======== Entries supplied ========
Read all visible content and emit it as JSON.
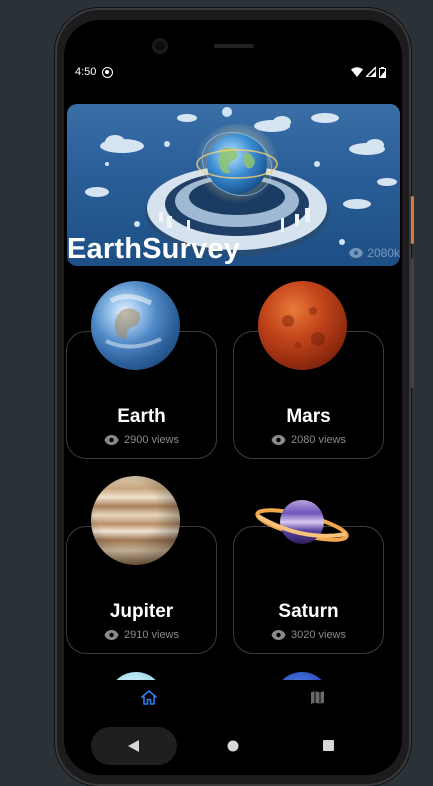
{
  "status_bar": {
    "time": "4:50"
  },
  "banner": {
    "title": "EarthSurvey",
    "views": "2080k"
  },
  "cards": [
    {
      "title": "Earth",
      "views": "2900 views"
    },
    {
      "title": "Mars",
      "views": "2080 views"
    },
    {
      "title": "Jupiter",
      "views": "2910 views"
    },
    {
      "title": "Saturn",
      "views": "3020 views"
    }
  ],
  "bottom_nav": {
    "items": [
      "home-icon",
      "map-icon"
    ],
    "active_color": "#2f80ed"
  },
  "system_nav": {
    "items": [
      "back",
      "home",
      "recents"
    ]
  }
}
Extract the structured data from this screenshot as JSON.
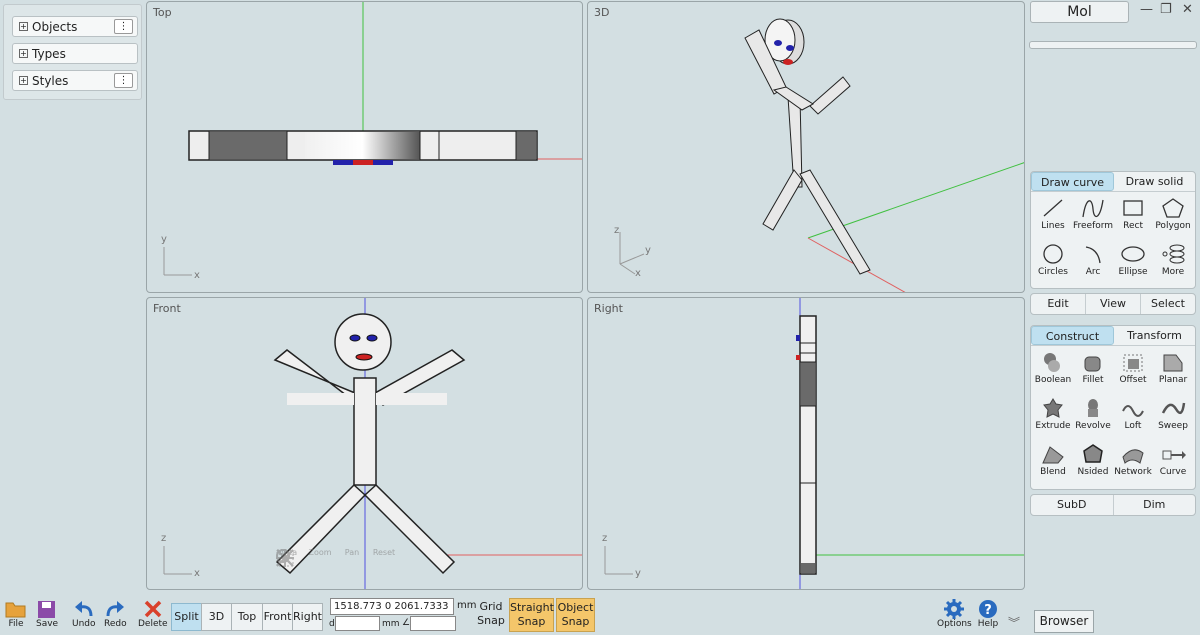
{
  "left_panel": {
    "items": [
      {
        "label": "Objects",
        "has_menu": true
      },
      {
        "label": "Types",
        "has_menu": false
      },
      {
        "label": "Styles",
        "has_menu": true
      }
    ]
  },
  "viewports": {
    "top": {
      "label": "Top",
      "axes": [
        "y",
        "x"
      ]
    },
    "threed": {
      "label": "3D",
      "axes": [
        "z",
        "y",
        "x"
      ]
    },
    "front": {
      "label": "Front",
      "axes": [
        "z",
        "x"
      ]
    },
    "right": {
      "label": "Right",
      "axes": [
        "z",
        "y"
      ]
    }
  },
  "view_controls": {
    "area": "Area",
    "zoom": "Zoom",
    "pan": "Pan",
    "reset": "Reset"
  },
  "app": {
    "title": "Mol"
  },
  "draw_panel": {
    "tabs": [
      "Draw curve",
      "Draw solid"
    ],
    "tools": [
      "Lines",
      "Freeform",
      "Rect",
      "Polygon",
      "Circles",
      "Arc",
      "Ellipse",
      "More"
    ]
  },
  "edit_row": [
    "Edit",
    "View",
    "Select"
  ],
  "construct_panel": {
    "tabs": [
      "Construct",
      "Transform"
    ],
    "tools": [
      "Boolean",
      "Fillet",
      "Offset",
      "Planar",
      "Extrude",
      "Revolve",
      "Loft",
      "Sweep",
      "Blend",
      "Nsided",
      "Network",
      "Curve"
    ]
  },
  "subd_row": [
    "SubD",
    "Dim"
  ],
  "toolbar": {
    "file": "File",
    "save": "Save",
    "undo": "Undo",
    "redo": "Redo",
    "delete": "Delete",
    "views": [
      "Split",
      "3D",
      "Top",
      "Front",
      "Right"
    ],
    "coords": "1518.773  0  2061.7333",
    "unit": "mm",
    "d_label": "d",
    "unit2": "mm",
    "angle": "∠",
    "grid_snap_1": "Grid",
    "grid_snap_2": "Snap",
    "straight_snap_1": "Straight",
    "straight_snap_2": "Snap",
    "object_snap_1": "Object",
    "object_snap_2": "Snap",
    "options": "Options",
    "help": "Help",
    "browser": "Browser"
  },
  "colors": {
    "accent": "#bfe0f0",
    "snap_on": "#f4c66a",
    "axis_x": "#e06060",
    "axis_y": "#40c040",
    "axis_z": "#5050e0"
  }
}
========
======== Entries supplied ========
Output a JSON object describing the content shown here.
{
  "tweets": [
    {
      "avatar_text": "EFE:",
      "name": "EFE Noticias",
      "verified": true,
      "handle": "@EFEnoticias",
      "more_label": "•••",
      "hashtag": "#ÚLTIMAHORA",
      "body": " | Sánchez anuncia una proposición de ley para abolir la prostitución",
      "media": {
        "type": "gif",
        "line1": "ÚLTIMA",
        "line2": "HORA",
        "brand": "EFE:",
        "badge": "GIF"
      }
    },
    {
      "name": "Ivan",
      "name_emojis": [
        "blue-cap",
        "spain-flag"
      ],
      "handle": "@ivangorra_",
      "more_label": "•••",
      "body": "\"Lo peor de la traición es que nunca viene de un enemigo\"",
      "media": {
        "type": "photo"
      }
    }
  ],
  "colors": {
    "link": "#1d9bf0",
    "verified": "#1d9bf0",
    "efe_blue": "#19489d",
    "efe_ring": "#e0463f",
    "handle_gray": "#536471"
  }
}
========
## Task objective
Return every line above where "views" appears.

## Exercise solution
    "views": "2080k"
      "views": "2900 views"
      "views": "2080 views"
      "views": "2910 views"
      "views": "3020 views"
    "views": [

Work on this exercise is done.